As women in the profession work to advance their careers, many feel the push and pull of balancing work and life. Balancing a personal life while also climbing the professional ladder is tough, but not out of reach.
Sheryl Sandberg, the author of the book “Lean In,” is a dedicated advocate for the advancement of women. Both her book and her successful online campaign (leanin.org) are dedicated to “encouraging women to pursue their ambitions and changing the conversation from what we can’t do to what we can do.” She advocates that women “lean in” to situations and make their presence and contributions known in order to achieve their goals. I couldn’t agree more. I’m certainly a “lean in’er.” But before I leaned in, I jumped out…and that’s what I want to share.
Let me begin with an alarming statistic: less than 20 percent of CPA firm partners are women. Before owning my own firm, I was on the part-time-mommy track in a large firm. I quickly found that this wasn’t the right path for me. I felt like I was giving it my all and sacrificing a lot in terms of my personal life, and yet I wasn’t seeing any results. So, I jumped out.
I took the leap into firm ownership. It was scary, but I wanted to work on my own terms and achieve goals that were mine and not someone else’s. Of course, I work more hours than I did in my part-time gig, but it’s all for the advancement of my business, and I like knowing that I’m building something sustainable—something that will allow me to achieve a good balance between my work and personal lives. Both my very supportive husband and I don’t take the challenges and sacrifices of operating my own firm lightly, but we know it’s what is best for my career and our family in the long run.
As I look at other successful female CPAs in leadership positions, most of them did the same thing I did—they jumped out first. They took their careers in their own hands and have built their own businesses rather than wait for doors to open. Like me, they had to jump out first to really lean in to a leadership position.

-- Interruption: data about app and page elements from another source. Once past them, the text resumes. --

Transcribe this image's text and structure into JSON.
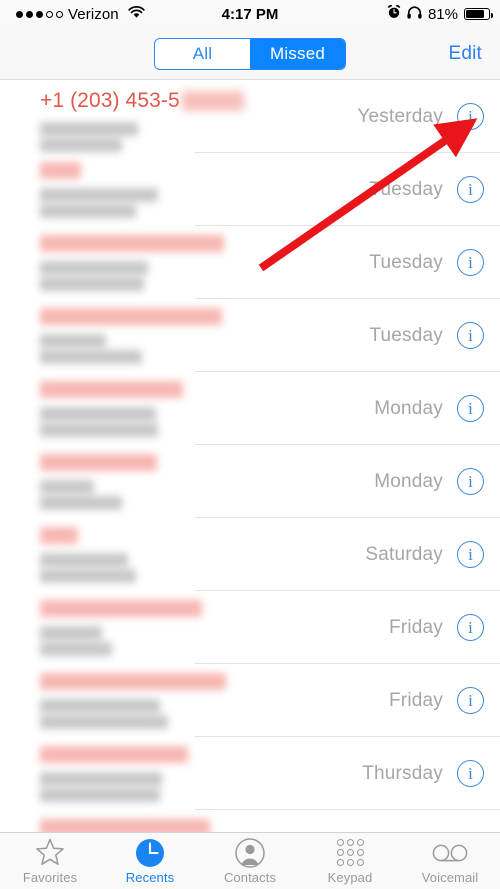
{
  "status_bar": {
    "carrier": "Verizon",
    "signal_dots_filled": 3,
    "signal_dots_total": 5,
    "wifi_icon": "wifi-icon",
    "time": "4:17 PM",
    "alarm_icon": "alarm-clock-icon",
    "headphones_icon": "headphones-icon",
    "battery_percent": "81%",
    "battery_level": 81
  },
  "nav_bar": {
    "segments": [
      {
        "label": "All",
        "selected": false
      },
      {
        "label": "Missed",
        "selected": true
      }
    ],
    "edit_label": "Edit"
  },
  "colors": {
    "accent_blue": "#0b84fe",
    "tint_blue": "#2a88f5",
    "missed_red": "#e2574c",
    "timestamp_gray": "#a6a6a6",
    "arrow_red": "#e8161a",
    "divider": "#e2e2e2",
    "bar_background": "#f8f8f8"
  },
  "annotation": {
    "arrow_icon": "red-arrow-pointing-up-right",
    "color": "#e8161a",
    "points_to": "info-button-row-1"
  },
  "call_list": {
    "rows": [
      {
        "name": "+1 (203) 453-5",
        "name_redacted": true,
        "redacted_name_width": 62,
        "subtitle_redacted_widths": [
          98,
          82
        ],
        "when": "Yesterday",
        "info_icon": "info-icon"
      },
      {
        "name": "",
        "name_redacted": true,
        "redacted_name_widths": [
          41
        ],
        "subtitle_redacted_widths": [
          118,
          96
        ],
        "when": "Tuesday",
        "info_icon": "info-icon"
      },
      {
        "name": "",
        "name_redacted": true,
        "redacted_name_widths": [
          184
        ],
        "subtitle_redacted_widths": [
          108,
          104
        ],
        "when": "Tuesday",
        "info_icon": "info-icon"
      },
      {
        "name": "",
        "name_redacted": true,
        "redacted_name_widths": [
          182
        ],
        "subtitle_redacted_widths": [
          66,
          102
        ],
        "when": "Tuesday",
        "info_icon": "info-icon"
      },
      {
        "name": "",
        "name_redacted": true,
        "redacted_name_widths": [
          143
        ],
        "subtitle_redacted_widths": [
          116,
          118
        ],
        "when": "Monday",
        "info_icon": "info-icon"
      },
      {
        "name": "",
        "name_redacted": true,
        "redacted_name_widths": [
          117
        ],
        "subtitle_redacted_widths": [
          54,
          82
        ],
        "when": "Monday",
        "info_icon": "info-icon"
      },
      {
        "name": "",
        "name_redacted": true,
        "redacted_name_widths": [
          38
        ],
        "subtitle_redacted_widths": [
          88,
          96
        ],
        "when": "Saturday",
        "info_icon": "info-icon"
      },
      {
        "name": "",
        "name_redacted": true,
        "redacted_name_widths": [
          162
        ],
        "subtitle_redacted_widths": [
          62,
          72
        ],
        "when": "Friday",
        "info_icon": "info-icon"
      },
      {
        "name": "",
        "name_redacted": true,
        "redacted_name_widths": [
          186
        ],
        "subtitle_redacted_widths": [
          120,
          128
        ],
        "when": "Friday",
        "info_icon": "info-icon"
      },
      {
        "name": "",
        "name_redacted": true,
        "redacted_name_widths": [
          148
        ],
        "subtitle_redacted_widths": [
          122,
          120
        ],
        "when": "Thursday",
        "info_icon": "info-icon"
      },
      {
        "name": "",
        "name_redacted": true,
        "redacted_name_widths": [
          170
        ],
        "subtitle_redacted_widths": [
          0,
          0
        ],
        "when": "",
        "info_icon": "info-icon",
        "partial": true
      }
    ]
  },
  "tab_bar": {
    "tabs": [
      {
        "label": "Favorites",
        "icon": "star-icon",
        "active": false
      },
      {
        "label": "Recents",
        "icon": "clock-icon",
        "active": true
      },
      {
        "label": "Contacts",
        "icon": "person-icon",
        "active": false
      },
      {
        "label": "Keypad",
        "icon": "keypad-grid-icon",
        "active": false
      },
      {
        "label": "Voicemail",
        "icon": "voicemail-icon",
        "active": false
      }
    ]
  }
}
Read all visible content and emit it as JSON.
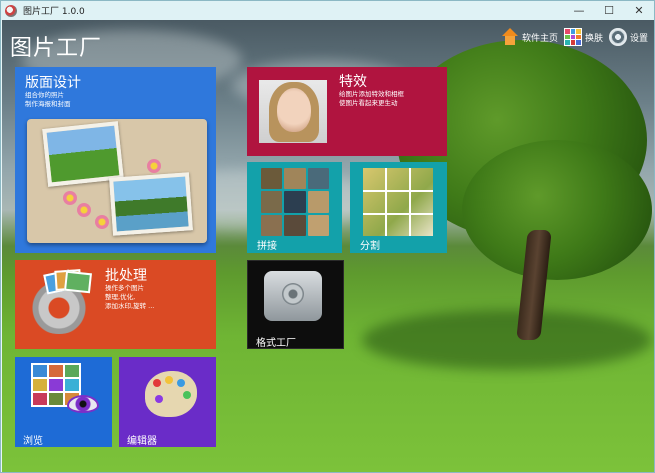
{
  "window": {
    "title": "图片工厂 1.0.0",
    "controls": {
      "minimize": "—",
      "maximize": "☐",
      "close": "✕"
    }
  },
  "app_title": "图片工厂",
  "topnav": {
    "home": "软件主页",
    "skin": "换肤",
    "settings": "设置"
  },
  "tiles": {
    "layout": {
      "title": "版面设计",
      "desc": "组合你的照片\n制作海报和封面"
    },
    "effects": {
      "title": "特效",
      "desc": "给图片添加特效和相框\n使图片看起来更生动"
    },
    "stitch": {
      "label": "拼接"
    },
    "split": {
      "label": "分割"
    },
    "batch": {
      "title": "批处理",
      "desc": "操作多个图片\n整理,优化,\n添加水印,旋转 ..."
    },
    "format": {
      "label": "格式工厂"
    },
    "browse": {
      "label": "浏览"
    },
    "editor": {
      "label": "编辑器"
    }
  },
  "colors": {
    "layout": "#2f78dc",
    "effects": "#b0143f",
    "stitch": "#13a1aa",
    "split": "#13a1aa",
    "batch": "#da4a24",
    "format": "#0d0d0d",
    "browse": "#1e6bd6",
    "editor": "#6a2cc8"
  },
  "icons": {
    "home": "house-icon",
    "skin": "palette-grid-icon",
    "settings": "gear-icon"
  }
}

It’s those that take a risk that rise to greatness, because they have faced the challenges of building a business and, ultimately, become strong leaders. One of my favorite “lean in” stories includes the CFO of Midwestern State. She also sits on many AICPA boards. What I love about her is her tenacious leadership style and the fact that she jumped out years ago and has been leaning in ever since—offering many females in the profession a stellar role model.
Another example is a female partner at a Top 100 firm. She first built a highly successful IT consulting practice, which was acquired by the Top 100 firm, and then moved into her current partner position.
It would be amazing if the doors of opportunity would simply open from the beginning, but the fact is that you have to make that happen. Great leaders are those that take risks, face challenges and lean in with confidence. So…are you a leaner?
Originally posted on AccountingToday.com on August 19, 2013.